_Exercise directions_. Scan the records below and say how many lines include the word "watermark", giving no other text.

_Records provided_.

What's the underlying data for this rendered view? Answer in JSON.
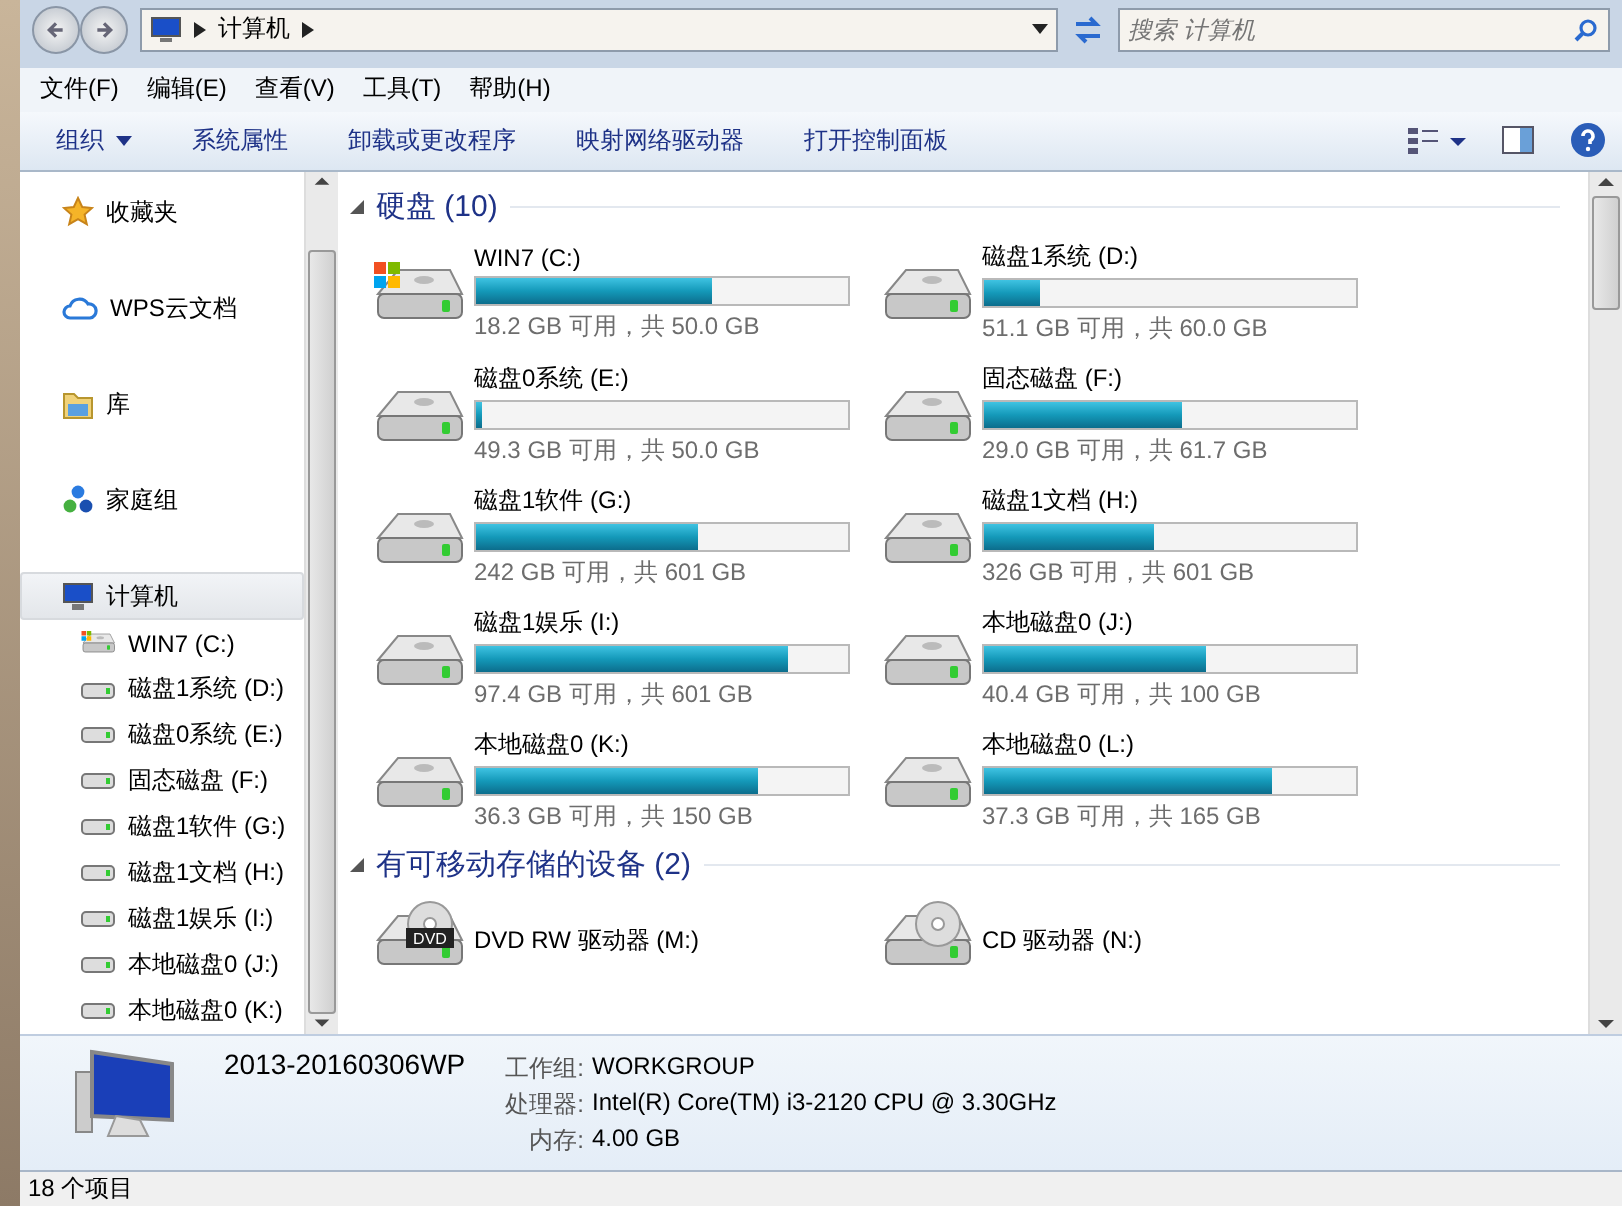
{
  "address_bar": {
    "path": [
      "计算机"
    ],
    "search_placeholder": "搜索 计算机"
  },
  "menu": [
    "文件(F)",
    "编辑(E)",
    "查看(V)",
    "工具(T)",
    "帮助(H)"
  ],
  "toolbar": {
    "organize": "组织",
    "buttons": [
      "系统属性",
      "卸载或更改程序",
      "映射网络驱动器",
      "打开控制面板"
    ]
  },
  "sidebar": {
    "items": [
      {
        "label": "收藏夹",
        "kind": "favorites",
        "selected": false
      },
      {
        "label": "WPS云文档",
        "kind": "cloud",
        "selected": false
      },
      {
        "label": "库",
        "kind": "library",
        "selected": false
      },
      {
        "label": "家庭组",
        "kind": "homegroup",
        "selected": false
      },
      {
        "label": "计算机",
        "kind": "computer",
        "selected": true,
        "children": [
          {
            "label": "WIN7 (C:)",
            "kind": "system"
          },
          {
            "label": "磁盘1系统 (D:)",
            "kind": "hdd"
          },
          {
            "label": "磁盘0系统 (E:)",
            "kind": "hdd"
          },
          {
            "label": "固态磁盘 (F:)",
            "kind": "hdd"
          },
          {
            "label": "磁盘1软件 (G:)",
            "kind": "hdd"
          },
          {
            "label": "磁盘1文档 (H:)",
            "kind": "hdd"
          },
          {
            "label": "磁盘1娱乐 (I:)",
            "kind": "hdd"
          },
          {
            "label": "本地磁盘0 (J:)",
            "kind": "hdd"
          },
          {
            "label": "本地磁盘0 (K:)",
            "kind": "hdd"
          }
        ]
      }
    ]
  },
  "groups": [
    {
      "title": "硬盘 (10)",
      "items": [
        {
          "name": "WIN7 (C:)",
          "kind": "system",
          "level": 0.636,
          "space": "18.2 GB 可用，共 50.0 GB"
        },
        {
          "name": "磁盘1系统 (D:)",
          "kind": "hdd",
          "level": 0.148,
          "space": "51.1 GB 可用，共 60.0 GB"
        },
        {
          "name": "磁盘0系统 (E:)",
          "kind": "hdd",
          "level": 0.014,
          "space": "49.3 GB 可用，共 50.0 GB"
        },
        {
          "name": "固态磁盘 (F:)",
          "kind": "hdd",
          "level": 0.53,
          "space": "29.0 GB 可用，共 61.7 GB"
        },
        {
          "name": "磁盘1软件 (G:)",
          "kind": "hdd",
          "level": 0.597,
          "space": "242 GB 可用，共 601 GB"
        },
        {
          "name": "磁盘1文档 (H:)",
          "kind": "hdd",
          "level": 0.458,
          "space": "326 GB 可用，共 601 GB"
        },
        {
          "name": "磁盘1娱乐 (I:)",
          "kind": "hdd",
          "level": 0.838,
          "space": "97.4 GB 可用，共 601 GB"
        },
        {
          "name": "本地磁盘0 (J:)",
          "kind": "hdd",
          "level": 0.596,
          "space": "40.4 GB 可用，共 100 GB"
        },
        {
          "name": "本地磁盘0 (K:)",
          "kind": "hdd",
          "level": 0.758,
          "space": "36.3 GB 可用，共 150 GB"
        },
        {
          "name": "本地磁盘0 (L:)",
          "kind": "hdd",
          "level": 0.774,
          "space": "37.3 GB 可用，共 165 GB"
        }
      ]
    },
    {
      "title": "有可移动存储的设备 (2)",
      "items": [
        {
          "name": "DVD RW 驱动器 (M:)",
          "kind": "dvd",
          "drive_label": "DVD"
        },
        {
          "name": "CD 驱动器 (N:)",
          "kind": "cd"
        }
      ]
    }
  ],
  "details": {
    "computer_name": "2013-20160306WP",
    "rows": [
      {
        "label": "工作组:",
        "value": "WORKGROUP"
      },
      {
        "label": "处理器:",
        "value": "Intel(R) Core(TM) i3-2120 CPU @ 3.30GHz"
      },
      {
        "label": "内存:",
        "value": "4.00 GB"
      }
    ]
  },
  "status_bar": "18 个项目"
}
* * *
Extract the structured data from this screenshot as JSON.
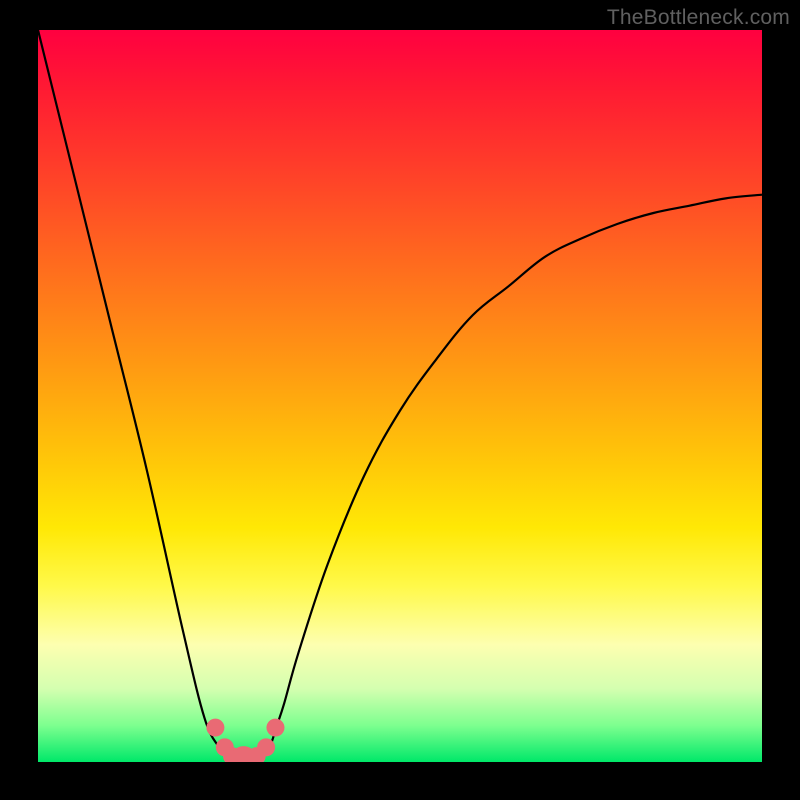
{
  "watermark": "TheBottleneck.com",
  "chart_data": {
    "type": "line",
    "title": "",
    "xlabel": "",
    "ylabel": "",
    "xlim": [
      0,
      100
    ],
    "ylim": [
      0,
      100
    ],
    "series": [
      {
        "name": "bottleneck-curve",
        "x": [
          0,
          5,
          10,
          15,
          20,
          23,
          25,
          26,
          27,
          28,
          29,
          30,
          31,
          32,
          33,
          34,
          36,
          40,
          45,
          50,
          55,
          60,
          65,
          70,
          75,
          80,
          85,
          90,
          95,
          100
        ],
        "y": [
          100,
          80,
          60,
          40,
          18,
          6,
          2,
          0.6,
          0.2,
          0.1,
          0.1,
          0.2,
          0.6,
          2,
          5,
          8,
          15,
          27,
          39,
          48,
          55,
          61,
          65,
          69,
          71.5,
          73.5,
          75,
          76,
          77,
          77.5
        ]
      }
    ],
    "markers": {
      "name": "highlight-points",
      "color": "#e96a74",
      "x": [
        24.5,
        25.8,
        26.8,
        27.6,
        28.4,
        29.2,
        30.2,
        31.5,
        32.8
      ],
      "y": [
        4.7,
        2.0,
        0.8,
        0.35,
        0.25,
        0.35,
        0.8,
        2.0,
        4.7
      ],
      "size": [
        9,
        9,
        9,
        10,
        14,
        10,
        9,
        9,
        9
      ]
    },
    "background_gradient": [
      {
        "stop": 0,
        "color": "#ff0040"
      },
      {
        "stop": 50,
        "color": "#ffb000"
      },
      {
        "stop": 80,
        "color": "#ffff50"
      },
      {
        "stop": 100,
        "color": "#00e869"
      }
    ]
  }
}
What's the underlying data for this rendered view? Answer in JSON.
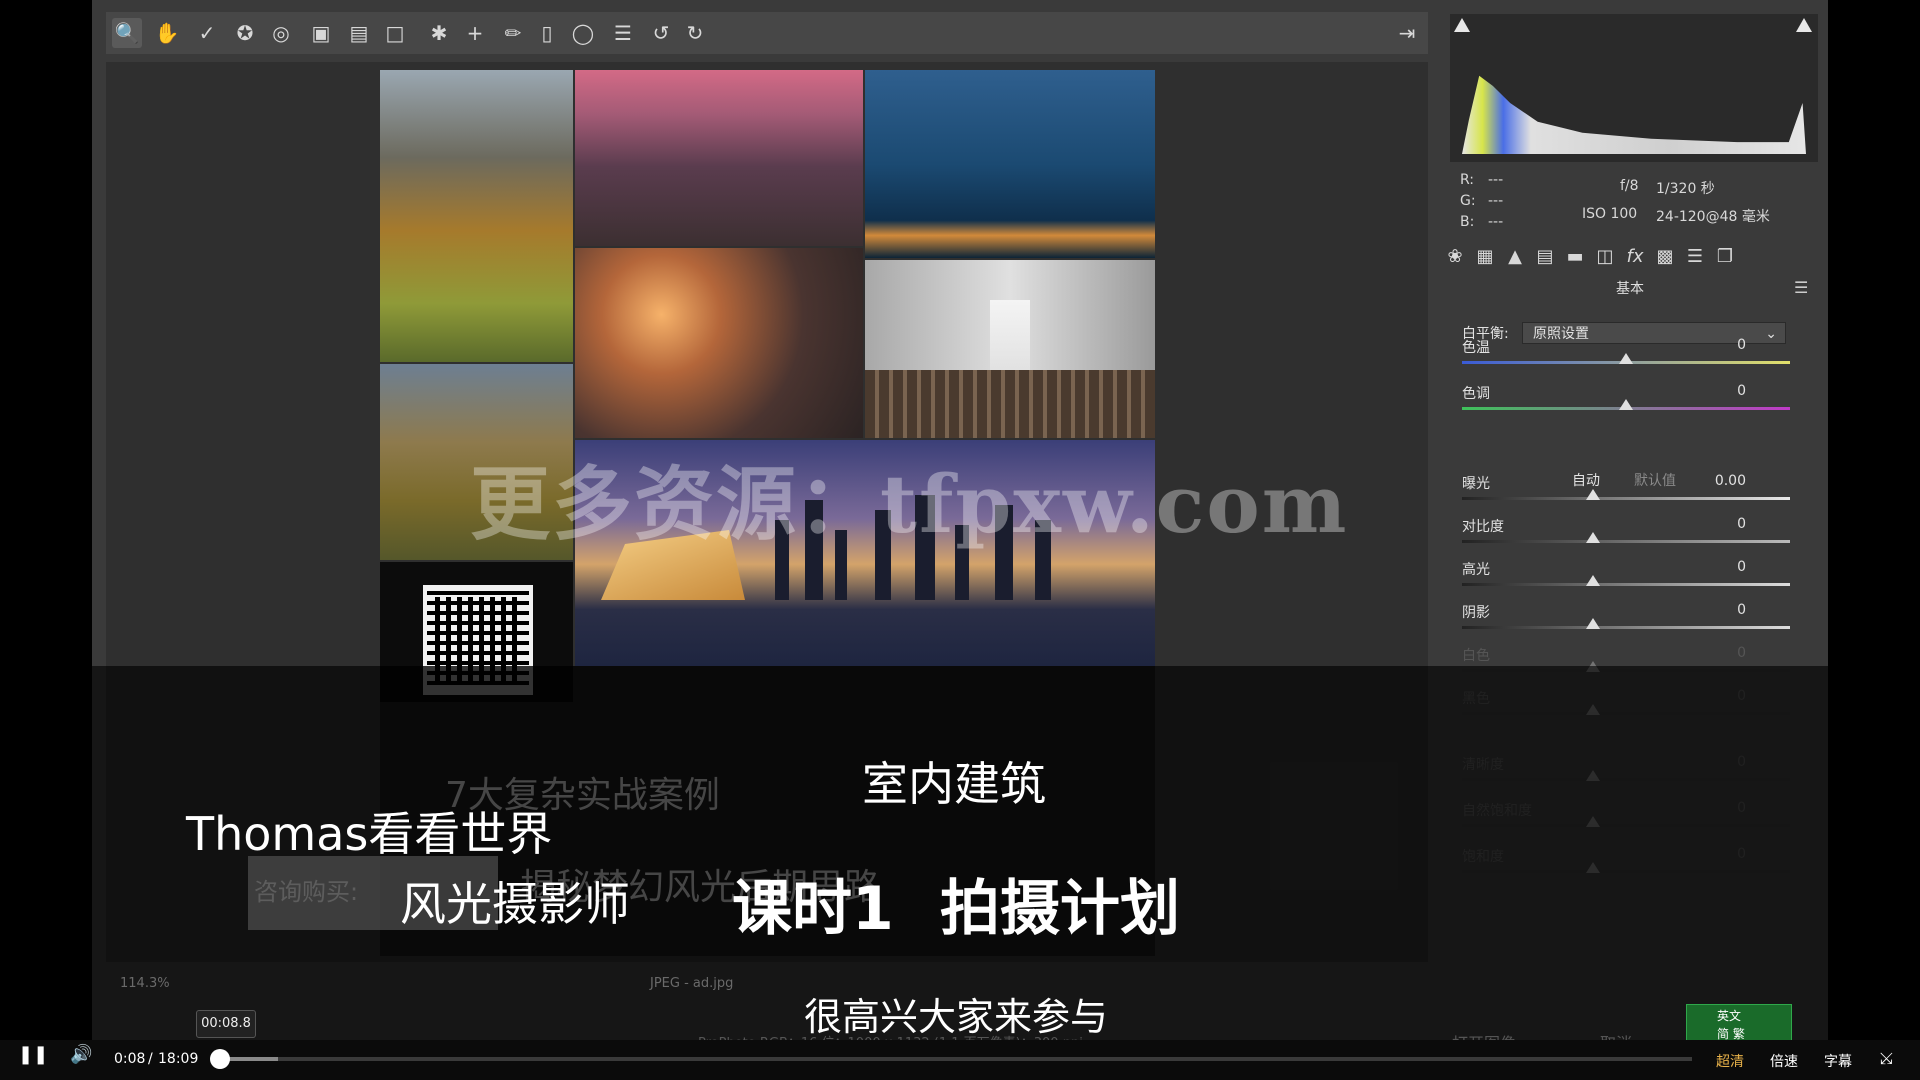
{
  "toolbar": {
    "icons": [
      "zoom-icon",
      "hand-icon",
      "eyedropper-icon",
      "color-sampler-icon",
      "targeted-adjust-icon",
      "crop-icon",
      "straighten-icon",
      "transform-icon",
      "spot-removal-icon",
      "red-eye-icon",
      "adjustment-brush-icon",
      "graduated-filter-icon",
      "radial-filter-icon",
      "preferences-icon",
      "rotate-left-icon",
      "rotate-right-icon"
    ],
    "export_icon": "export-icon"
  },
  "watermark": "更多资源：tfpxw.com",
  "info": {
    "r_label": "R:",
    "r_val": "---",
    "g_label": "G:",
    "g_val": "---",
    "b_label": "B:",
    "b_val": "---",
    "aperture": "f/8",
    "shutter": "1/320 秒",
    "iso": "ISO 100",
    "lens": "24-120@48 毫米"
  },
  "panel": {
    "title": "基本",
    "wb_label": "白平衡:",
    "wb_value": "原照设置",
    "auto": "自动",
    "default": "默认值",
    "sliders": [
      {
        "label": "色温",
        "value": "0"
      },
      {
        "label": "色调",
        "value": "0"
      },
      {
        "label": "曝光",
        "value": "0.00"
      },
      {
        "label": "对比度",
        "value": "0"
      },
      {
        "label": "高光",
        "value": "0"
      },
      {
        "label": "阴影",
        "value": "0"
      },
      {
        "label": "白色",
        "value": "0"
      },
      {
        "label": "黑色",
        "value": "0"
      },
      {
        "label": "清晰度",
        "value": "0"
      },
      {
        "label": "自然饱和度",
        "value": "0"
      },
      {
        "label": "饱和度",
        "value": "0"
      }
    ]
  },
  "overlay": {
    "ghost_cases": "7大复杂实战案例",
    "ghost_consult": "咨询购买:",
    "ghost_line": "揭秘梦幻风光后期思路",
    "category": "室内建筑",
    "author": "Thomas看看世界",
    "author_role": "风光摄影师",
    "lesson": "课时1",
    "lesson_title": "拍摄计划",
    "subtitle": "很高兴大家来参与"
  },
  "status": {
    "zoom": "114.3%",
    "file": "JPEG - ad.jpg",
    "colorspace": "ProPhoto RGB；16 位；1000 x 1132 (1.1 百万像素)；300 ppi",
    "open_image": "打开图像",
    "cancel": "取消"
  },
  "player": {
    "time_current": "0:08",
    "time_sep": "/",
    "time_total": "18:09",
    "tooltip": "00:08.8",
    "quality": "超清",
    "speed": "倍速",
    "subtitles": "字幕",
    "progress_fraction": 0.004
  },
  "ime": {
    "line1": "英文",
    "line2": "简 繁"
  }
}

_Exercise answer_. 2